> **Required work**
Filter the data below, keeping only lines that contain "IDIA".

**** Dataset extract

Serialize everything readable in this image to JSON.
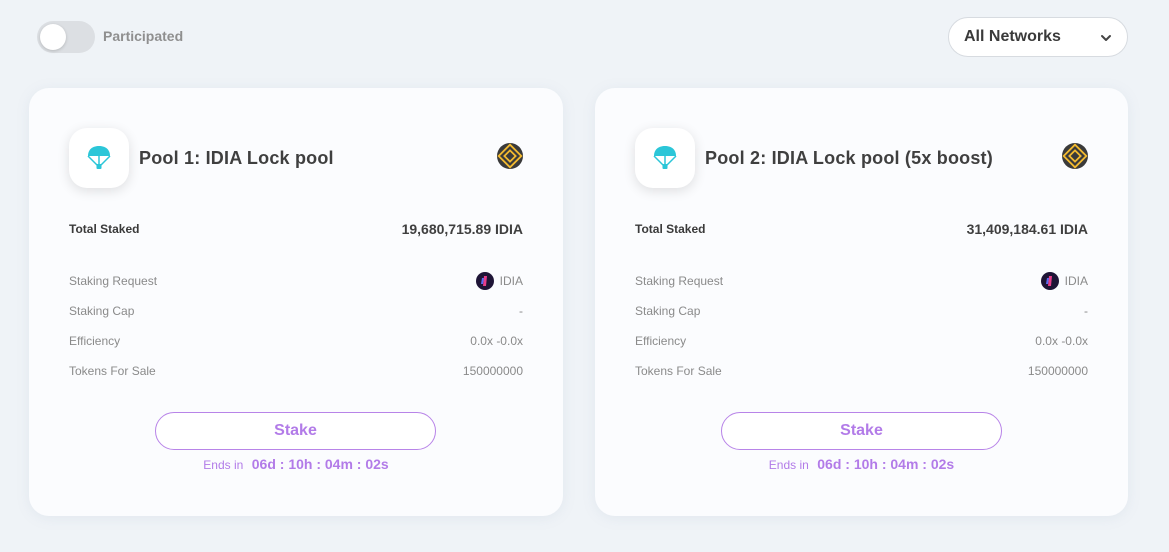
{
  "filter": {
    "participated_label": "Participated",
    "participated_on": false
  },
  "network_select": {
    "selected": "All Networks"
  },
  "pools": [
    {
      "title": "Pool 1: IDIA Lock pool",
      "chain_icon": "bnb-chain-icon",
      "total_staked_label": "Total Staked",
      "total_staked_value": "19,680,715.89 IDIA",
      "staking_request_label": "Staking Request",
      "staking_request_token": "IDIA",
      "staking_cap_label": "Staking Cap",
      "staking_cap_value": "-",
      "efficiency_label": "Efficiency",
      "efficiency_value": "0.0x -0.0x",
      "tokens_for_sale_label": "Tokens For Sale",
      "tokens_for_sale_value": "150000000",
      "stake_label": "Stake",
      "ends_label": "Ends in",
      "ends_time": "06d : 10h : 04m : 02s"
    },
    {
      "title": "Pool 2: IDIA Lock pool (5x boost)",
      "chain_icon": "bnb-chain-icon",
      "total_staked_label": "Total Staked",
      "total_staked_value": "31,409,184.61 IDIA",
      "staking_request_label": "Staking Request",
      "staking_request_token": "IDIA",
      "staking_cap_label": "Staking Cap",
      "staking_cap_value": "-",
      "efficiency_label": "Efficiency",
      "efficiency_value": "0.0x -0.0x",
      "tokens_for_sale_label": "Tokens For Sale",
      "tokens_for_sale_value": "150000000",
      "stake_label": "Stake",
      "ends_label": "Ends in",
      "ends_time": "06d : 10h : 04m : 02s"
    }
  ],
  "colors": {
    "accent": "#b27be8",
    "parachute": "#2bc6d8",
    "bnb_gold": "#f3ba2f",
    "page_bg": "#eff3f7"
  }
}
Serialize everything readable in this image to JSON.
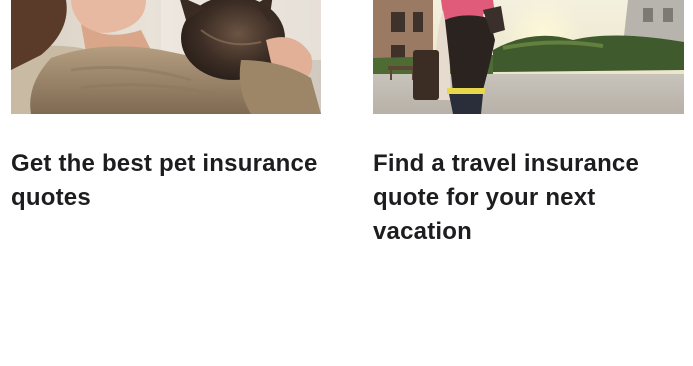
{
  "cards": [
    {
      "image_alt": "",
      "headline": "Get the best pet insurance quotes"
    },
    {
      "image_alt": "",
      "headline": "Find a travel insurance quote for your next vacation"
    }
  ]
}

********

> **Written reply**
      "title": "Pool 1: IDIA Lock pool",
      "total_staked_value": "19,680,715.89 IDIA",
      "staking_request_token": "IDIA",
      "title": "Pool 2: IDIA Lock pool (5x boost)",
      "total_staked_value": "31,409,184.61 IDIA",
      "staking_request_token": "IDIA",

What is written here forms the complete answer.